That research had been funded using cocoa provided by Mars Inc., the candy company that makes M&Ms and Dove bars.
One of the authors of that study forwarded by NFCR was Harold H. Schmitz. He has the enviable job of being the chief scientist at Mars. (Yum)
At an industry-sponsored cocoa symposium, a month after Schmitz’s 2006 paper came out, University of California scientists presented some provocative data that Schmitz says countered a longstanding myth: that a person can get cocoa's heart-protecting constituents simply by downing any off-the-shelf dark chocolate.
For instance, standard commercially processed cocoa powder had a high concentration of antioxidants—just not the flavanols that were responsible for effects in the 2006 study. Not surprisingly, the standard commercial cocoa provided almost no cardiovascular benefits in short-term tests with people who drank dark-chocolate cocoa or in tests using isolated tissues. For more on those findings, check out Prescription Strength Chocolate, Revisited [VERN: please hotlink to: http://www.sciencenews.org/articles/20060225/food.asp]).
Many published studies demonstrating health benefits attributable to chocolate have been funded by Mars using dark-chocolate cocoa or dark chocolate that the company supplied to outside scientists. Indeed, for many years, Mars has been investing big bucks to probe the potential health benefits of chocolate—investments that the company hopes will pay off in new product lines that could shed the candy’s junk-food reputation. These studies have shown that most of chocolate’s heart benefits—and they can be substantial—trace to flavanols, a class of antioxidant flavonoids.
The proprietary recipe for many of the Mars products used in these studies retains nearly all of the natural-cocoa flavanols that chocolate processing ordinarily cooks and washes out, according to studies that Schmitz and others have published. Interestingly,
Unfortunately for you and me, the high-flavanol cocoa that performed well in Mars-funded studies isn't commercially available. If enough people pester the company for the cocoa, Schmitz says, "eventually we might have to offer such a product." In the meantime, his company does sell a somewhat pricey candy, CocoaVia, in relatively low-calorie, flavanol-rich portions.
What about other companies’ dark chocolates and cocoas? Short of paying for costly chemical analyses, Schmitz says, there’s no way a consumer can find out whether such products retain much of the flavanols that had been in the starting cocoa beans.
So what’s a consumer to do if we can’t be sure our dark chocolate has the flavanols that are ostensibly health promoting? Eat chocolate because it tastes good.
But in moderation.
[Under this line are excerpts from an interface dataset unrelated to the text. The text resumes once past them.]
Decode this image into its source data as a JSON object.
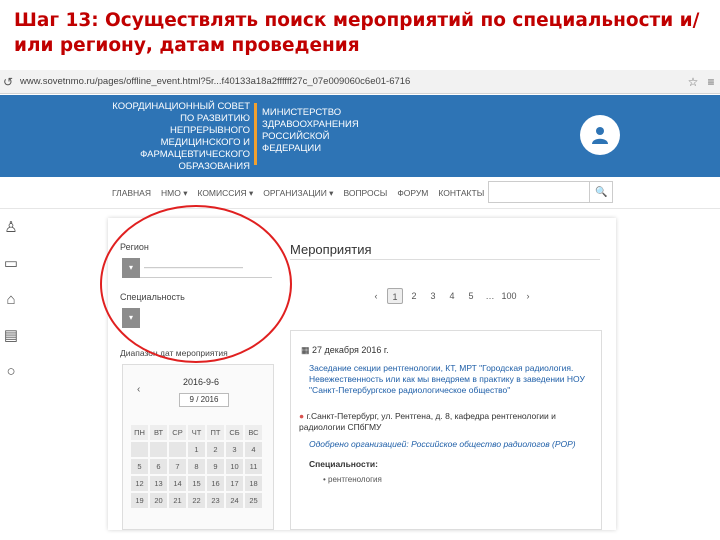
{
  "slide": {
    "title": "Шаг 13: Осуществлять поиск мероприятий по специальности и/или региону, датам проведения"
  },
  "browser": {
    "url_host": "www.sovetnmo.ru",
    "url_path": "/pages/offline_event.html?5r...f40133a18a2ffffff27c_07e009060c6e01-6716",
    "nav_icon": "back-arrow-icon",
    "tools": [
      "star-icon",
      "menu-icon"
    ]
  },
  "header": {
    "council_name": "Координационный совет по развитию непрерывного медицинского и фармацевтического образования",
    "ministry_name": "Министерство здравоохранения Российской Федерации",
    "colors": {
      "background": "#2e74b5",
      "divider": "#f0a030"
    }
  },
  "nav": {
    "items": [
      "Главная",
      "НМО ▾",
      "Комиссия ▾",
      "Организации ▾",
      "Вопросы",
      "Форум",
      "Контакты"
    ],
    "search_icon": "search-icon"
  },
  "side_tools": [
    "person-icon",
    "laptop-icon",
    "bank-icon",
    "certificate-icon",
    "chat-icon"
  ],
  "filters": {
    "region_label": "Регион",
    "region_value": "———————————",
    "specialty_label": "Специальность",
    "date_range_label": "Диапазон дат мероприятия"
  },
  "page_title": "Мероприятия",
  "pagination": [
    "‹",
    "1",
    "2",
    "3",
    "4",
    "5",
    "…",
    "100",
    "›"
  ],
  "pagination_active": "1",
  "calendar": {
    "selected_date": "2016-9-6",
    "prev": "‹",
    "month": "9 / 2016",
    "weekdays": [
      "ПН",
      "ВТ",
      "СР",
      "ЧТ",
      "ПТ",
      "СБ",
      "ВС"
    ],
    "weeks": [
      [
        "",
        "",
        "",
        "1",
        "2",
        "3",
        "4"
      ],
      [
        "5",
        "6",
        "7",
        "8",
        "9",
        "10",
        "11"
      ],
      [
        "12",
        "13",
        "14",
        "15",
        "16",
        "17",
        "18"
      ],
      [
        "19",
        "20",
        "21",
        "22",
        "23",
        "24",
        "25"
      ]
    ]
  },
  "event": {
    "date": "27 декабря 2016 г.",
    "title": "Заседание секции рентгенологии, КТ, МРТ \"Городская радиология. Невежественность или как мы внедряем в практику в заведении НОУ \"Санкт-Петербургское радиологическое общество\"",
    "place": "г.Санкт-Петербург, ул. Рентгена, д. 8, кафедра рентгенологии и радиологии СПбГМУ",
    "organizer": "Одобрено организацией: Российское общество радиологов (РОР)",
    "specialties_label": "Специальности:",
    "specialty": "рентгенология"
  },
  "annotation_color": "#e02020"
}
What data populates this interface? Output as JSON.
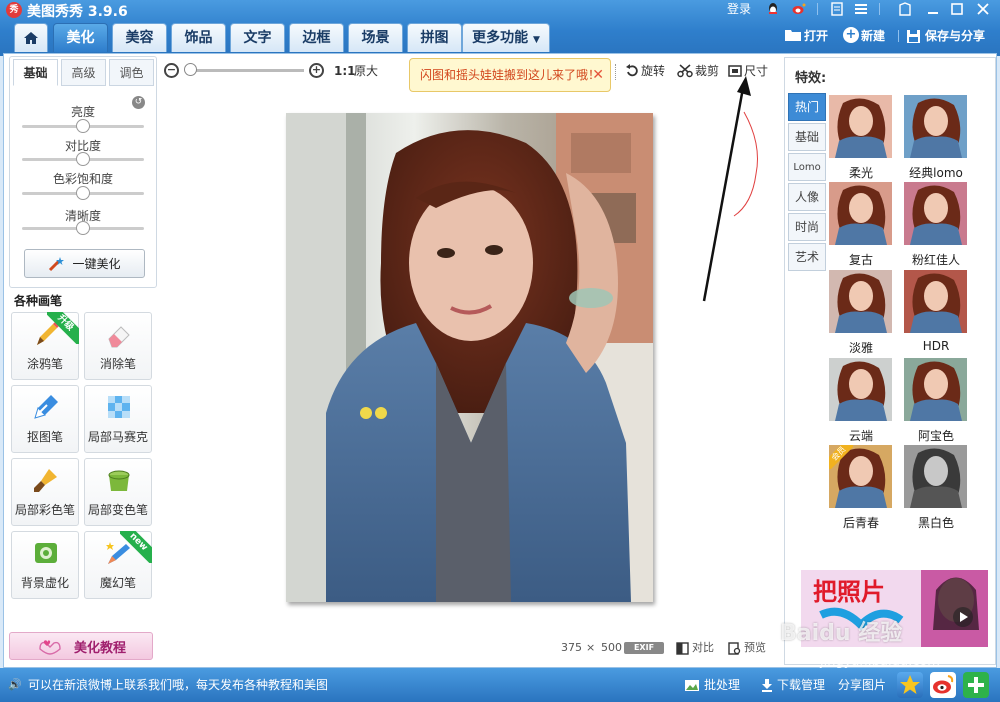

Good-tasting chocolate tends to be high in fat, which means high in calories. And getting fat will certainly aggravate any other risk of chronic disease, including cancer, diabetes, and cardiovascular disorders.